No, it's not I who am ambivalent...its the data (as reported by WSJ).
WSJ headline yesterday (alerted through Twitter) was "Study: More Women Named to Boards". Being a huge advocate of more women on boards, I quickly read the report which said,
More good news at the end of the article, which, by the way was written by Erin White was, also from Julie Daum:
"Are more women moving into corporate boardrooms?
Good News: "At least one study says yes. In the first three months of the year, 38% of new directors – 38 of 101 appointments – were women, according to data compiled by quarterly journal Directors & Boards. That's the highest number and percentage since the publication began counting in 1994.
Women's share of board appointments has been climbing for the past two years and spiked in the most recent quarter, says James Kristie, editor of Directors & Boards. For all of 2007 and 2008, it averaged about 25%; in 2006 it was 18.5%..."
Good news challenged: "Others who follow new-director appointments aren't seeing a surge. Julie Daum, who heads the North American board services practice at executive search firm Spencer Stuart, says about 20% of its director placements in the past quarter were women, up only slightly from 17% to 18% in 2008."

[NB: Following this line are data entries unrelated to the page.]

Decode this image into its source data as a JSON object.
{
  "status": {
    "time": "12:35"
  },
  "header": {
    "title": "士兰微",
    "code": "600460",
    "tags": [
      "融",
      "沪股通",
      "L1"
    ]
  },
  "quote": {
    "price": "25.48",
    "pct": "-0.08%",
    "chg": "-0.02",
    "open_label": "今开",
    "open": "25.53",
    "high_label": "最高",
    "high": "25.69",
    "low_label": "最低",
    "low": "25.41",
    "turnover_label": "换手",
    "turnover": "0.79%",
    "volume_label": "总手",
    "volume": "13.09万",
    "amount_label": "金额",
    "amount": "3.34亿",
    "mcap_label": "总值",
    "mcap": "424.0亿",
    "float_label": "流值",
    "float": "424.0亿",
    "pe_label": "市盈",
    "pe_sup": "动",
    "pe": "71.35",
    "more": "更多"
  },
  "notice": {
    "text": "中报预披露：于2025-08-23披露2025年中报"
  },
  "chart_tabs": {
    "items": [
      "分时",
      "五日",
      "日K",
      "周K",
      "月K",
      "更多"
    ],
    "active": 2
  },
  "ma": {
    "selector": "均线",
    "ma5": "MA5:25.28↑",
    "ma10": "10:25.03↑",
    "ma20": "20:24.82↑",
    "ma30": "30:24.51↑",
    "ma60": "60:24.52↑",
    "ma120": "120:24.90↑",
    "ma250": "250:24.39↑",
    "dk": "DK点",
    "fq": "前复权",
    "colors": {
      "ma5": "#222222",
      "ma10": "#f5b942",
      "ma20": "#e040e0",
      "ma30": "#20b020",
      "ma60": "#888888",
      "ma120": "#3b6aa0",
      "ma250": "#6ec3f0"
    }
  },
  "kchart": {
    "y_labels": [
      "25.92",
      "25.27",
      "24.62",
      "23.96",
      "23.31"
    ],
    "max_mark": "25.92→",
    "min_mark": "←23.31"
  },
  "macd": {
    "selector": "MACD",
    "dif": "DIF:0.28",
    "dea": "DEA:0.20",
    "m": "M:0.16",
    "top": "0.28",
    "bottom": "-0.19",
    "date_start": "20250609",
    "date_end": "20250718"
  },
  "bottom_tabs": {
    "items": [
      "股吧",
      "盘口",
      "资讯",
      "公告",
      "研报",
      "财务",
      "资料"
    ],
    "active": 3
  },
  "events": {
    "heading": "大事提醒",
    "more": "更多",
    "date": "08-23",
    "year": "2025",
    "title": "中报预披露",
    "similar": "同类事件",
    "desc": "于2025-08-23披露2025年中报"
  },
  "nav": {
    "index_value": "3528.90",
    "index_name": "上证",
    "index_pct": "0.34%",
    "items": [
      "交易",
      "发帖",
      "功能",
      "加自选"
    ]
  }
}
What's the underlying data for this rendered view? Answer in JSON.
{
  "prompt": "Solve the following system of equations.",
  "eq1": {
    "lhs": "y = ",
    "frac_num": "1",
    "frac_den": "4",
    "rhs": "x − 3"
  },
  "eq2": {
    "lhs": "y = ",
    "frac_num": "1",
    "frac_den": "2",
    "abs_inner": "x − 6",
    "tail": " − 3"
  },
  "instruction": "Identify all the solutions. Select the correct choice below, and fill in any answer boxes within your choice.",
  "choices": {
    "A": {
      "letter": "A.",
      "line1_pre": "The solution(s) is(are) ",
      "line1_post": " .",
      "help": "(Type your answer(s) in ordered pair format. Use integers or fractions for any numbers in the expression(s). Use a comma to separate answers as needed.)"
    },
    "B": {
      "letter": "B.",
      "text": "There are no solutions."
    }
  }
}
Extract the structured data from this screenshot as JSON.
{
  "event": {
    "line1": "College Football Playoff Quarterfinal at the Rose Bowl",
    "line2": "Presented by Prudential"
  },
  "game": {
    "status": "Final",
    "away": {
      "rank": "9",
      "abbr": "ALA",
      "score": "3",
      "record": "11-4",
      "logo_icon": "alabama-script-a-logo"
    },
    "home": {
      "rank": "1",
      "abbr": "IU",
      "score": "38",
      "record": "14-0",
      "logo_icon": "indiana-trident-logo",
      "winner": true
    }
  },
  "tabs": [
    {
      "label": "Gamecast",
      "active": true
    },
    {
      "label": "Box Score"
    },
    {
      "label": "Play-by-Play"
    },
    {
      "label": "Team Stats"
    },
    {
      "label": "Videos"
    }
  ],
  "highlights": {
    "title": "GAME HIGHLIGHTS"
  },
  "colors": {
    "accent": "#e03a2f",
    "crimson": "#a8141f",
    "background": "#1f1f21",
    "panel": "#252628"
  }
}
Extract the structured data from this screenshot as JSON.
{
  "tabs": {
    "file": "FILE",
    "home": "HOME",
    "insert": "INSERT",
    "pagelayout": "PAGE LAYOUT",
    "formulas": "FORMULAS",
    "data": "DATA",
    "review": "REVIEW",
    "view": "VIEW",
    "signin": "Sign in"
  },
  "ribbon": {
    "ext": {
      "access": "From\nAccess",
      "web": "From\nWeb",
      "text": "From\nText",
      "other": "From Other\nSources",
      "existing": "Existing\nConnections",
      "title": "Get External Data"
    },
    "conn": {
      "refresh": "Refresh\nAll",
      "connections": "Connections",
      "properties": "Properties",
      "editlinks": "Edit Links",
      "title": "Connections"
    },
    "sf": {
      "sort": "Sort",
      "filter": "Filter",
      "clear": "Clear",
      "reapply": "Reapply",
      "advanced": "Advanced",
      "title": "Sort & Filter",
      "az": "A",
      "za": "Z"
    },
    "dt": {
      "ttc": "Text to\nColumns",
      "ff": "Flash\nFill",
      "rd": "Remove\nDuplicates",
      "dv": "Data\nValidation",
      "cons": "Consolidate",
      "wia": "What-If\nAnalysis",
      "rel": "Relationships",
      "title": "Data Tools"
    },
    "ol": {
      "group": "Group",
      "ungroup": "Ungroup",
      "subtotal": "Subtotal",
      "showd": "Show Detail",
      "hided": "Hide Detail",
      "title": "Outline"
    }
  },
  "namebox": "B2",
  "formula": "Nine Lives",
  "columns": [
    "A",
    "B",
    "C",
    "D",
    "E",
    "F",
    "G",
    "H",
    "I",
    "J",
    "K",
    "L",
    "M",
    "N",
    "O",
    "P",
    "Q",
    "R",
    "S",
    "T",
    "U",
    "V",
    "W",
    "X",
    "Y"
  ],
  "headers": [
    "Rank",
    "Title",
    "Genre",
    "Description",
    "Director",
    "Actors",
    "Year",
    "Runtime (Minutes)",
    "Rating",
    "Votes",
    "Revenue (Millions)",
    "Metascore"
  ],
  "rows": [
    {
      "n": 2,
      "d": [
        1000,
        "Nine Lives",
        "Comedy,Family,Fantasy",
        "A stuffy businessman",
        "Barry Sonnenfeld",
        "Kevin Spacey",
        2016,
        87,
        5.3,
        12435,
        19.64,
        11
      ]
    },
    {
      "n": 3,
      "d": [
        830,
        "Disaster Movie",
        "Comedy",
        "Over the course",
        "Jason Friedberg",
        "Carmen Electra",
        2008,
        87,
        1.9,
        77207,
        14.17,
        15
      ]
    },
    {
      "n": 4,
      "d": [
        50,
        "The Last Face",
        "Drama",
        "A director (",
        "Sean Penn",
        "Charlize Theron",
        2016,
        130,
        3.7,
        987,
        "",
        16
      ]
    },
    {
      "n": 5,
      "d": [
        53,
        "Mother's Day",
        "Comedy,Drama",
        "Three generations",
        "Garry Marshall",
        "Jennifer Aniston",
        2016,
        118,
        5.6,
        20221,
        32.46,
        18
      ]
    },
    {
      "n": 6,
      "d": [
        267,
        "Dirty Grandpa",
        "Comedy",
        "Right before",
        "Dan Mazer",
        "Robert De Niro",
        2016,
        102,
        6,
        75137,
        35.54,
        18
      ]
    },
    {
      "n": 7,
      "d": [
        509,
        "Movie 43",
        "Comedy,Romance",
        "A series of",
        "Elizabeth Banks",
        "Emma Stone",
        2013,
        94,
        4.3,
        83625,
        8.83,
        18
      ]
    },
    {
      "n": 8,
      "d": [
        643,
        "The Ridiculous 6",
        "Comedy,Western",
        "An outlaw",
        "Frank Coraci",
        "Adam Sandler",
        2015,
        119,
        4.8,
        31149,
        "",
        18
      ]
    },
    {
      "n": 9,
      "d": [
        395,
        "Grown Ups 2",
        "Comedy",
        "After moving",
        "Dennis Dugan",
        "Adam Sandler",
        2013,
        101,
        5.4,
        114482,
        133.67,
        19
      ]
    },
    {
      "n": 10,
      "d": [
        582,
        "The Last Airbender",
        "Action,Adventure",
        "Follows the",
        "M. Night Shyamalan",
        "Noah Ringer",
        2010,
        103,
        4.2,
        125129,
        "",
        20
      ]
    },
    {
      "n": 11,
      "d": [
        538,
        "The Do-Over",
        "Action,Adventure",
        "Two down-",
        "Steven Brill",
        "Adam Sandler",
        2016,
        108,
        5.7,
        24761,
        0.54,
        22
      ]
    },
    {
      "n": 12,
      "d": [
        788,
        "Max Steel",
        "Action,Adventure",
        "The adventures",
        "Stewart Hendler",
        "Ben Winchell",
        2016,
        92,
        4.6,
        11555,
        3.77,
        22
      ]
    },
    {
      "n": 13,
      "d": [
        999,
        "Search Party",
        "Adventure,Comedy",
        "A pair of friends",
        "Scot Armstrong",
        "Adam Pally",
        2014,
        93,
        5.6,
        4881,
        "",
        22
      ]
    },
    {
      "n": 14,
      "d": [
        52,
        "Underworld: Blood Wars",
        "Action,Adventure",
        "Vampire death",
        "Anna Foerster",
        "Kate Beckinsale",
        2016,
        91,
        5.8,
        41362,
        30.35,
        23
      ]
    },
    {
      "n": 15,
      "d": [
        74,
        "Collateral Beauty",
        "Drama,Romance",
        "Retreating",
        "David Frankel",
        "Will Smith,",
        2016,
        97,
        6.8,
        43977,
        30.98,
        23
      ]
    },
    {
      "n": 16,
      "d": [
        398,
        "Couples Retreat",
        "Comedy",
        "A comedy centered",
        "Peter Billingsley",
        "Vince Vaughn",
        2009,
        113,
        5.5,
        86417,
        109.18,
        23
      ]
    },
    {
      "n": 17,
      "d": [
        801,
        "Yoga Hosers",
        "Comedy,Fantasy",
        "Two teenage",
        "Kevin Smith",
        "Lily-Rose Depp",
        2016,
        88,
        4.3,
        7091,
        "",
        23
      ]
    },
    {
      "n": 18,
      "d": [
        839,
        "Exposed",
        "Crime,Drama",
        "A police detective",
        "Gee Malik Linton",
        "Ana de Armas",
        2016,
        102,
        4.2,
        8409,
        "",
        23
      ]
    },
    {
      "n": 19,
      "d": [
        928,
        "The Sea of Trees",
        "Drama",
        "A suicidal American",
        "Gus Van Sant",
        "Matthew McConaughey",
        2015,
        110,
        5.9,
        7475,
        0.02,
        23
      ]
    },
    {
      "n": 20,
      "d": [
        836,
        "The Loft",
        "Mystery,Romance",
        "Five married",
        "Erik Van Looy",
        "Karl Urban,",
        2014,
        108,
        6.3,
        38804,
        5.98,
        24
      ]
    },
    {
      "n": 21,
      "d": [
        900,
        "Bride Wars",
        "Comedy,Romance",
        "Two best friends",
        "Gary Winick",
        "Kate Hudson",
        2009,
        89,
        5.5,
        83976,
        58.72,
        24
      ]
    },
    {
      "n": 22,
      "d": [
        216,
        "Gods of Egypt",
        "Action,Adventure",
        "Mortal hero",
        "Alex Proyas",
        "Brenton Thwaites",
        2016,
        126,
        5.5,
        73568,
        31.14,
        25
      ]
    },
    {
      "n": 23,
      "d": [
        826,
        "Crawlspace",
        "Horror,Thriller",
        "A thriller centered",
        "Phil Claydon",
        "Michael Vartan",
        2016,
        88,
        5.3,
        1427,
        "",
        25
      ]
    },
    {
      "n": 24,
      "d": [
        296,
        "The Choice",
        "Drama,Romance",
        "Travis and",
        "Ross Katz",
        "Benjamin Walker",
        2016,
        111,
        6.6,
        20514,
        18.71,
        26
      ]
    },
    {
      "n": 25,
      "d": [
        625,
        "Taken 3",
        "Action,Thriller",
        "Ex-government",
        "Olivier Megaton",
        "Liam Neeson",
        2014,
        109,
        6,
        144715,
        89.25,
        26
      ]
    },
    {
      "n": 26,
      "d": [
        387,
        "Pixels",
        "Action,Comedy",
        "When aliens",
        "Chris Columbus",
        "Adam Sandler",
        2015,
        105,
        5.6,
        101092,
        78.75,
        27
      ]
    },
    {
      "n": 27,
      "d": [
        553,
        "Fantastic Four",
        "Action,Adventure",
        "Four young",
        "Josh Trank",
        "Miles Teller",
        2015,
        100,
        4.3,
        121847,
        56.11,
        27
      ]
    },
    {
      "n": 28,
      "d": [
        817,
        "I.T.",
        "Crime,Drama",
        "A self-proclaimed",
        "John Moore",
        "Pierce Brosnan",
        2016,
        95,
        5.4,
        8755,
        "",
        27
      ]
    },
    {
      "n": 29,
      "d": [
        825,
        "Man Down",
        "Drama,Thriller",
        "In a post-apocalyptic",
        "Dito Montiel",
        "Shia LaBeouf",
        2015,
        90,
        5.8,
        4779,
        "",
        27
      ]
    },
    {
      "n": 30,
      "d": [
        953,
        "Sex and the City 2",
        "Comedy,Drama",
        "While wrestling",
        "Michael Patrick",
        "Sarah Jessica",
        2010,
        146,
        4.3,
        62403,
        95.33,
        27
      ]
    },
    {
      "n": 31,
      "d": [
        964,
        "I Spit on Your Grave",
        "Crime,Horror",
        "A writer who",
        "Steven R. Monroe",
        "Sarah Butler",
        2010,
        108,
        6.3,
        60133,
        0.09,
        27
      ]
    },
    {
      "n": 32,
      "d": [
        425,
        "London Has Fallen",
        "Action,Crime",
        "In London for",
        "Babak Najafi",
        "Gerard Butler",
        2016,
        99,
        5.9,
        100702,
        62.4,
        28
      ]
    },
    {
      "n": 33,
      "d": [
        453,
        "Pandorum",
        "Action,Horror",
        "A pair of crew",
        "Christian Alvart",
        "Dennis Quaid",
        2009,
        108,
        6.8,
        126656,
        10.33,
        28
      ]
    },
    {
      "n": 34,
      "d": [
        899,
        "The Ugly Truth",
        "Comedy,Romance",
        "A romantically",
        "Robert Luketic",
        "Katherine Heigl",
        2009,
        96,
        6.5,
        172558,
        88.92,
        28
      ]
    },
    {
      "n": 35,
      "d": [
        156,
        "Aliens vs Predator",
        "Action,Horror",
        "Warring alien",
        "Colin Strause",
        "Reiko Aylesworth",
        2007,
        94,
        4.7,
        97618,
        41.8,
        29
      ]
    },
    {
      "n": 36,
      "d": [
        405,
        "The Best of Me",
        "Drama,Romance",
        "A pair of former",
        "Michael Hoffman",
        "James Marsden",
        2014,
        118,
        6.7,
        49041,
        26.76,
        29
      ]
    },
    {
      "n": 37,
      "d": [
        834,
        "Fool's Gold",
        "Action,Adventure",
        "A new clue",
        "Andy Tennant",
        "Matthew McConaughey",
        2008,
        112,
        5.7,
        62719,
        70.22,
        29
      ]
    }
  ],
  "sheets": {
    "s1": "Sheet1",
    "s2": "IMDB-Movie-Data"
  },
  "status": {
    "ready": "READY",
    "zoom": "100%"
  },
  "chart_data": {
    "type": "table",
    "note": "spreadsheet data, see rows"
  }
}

"Boards are much more thoughtful about how they recruit – there's much more of a process in place where they define what they're looking for," she says. "Which is different from saying, 'We have an opening. Does anybody know who might be good?'"Glad to see that Kerrii Anderson, who was interim CEO at Wendy's joined the board of Chiquita Brands International. She's one of the CEOs I write about in my new book.
I occasionally correspond with Directors and Boards Editor and Associate Publisher Jim Kristie and he gave me a look at the news release from which Erin's article was written. Information not covered includes this that's worth a look:
“'Thirty-eight percent of new board appointees is an awesome number,” Kristie says. “I have been a champion of board diversity since becoming editor in 1981, and I hope this trend stays as strong as we have seen it in the first quarter.'” He adds that the data so far for April shows a near-even split of male/female board appointments.Thanks, Jim, for the good work you're doing to keep this issue on the radar screen. It's important because studies continue to show a correlation between improved performance and higher percentages of women on boards.
From 1994 until 2002, the percentage of women named to boards typically averaged in the low to mid-teens. For that first year, 1994, the total was 13 percent. In 1996 it dipped to 9 percent.
• A consistent uptick to the high teens began in 2002. Kristie speculates that this was an early reaction to the passage of the Sarbanes-Oxley (SOX) governance-tightening regulations in July of that year. SOX, he says, created new opportunities for women by stimulating a push for independent directors, as newly defined by the stock exchanges and the Securities and Exchange Commission, and for financial experts on boards.
• From 2003-2006 “the data veered widely,” Kristie says, with some quarters backsliding to the teens while other quarters hit 20-25 percent of board appointments being women.
• 2007 marked “the first solid breakthrough trend,” he says, with every quarter that year above 20 percent for women directors. For the whole year, the average was 25 percent, same as with 2008."
Susan Colantuono is CEO of Leading Women. She blogs on networking for PINK Magazine. Follow her on Twitter.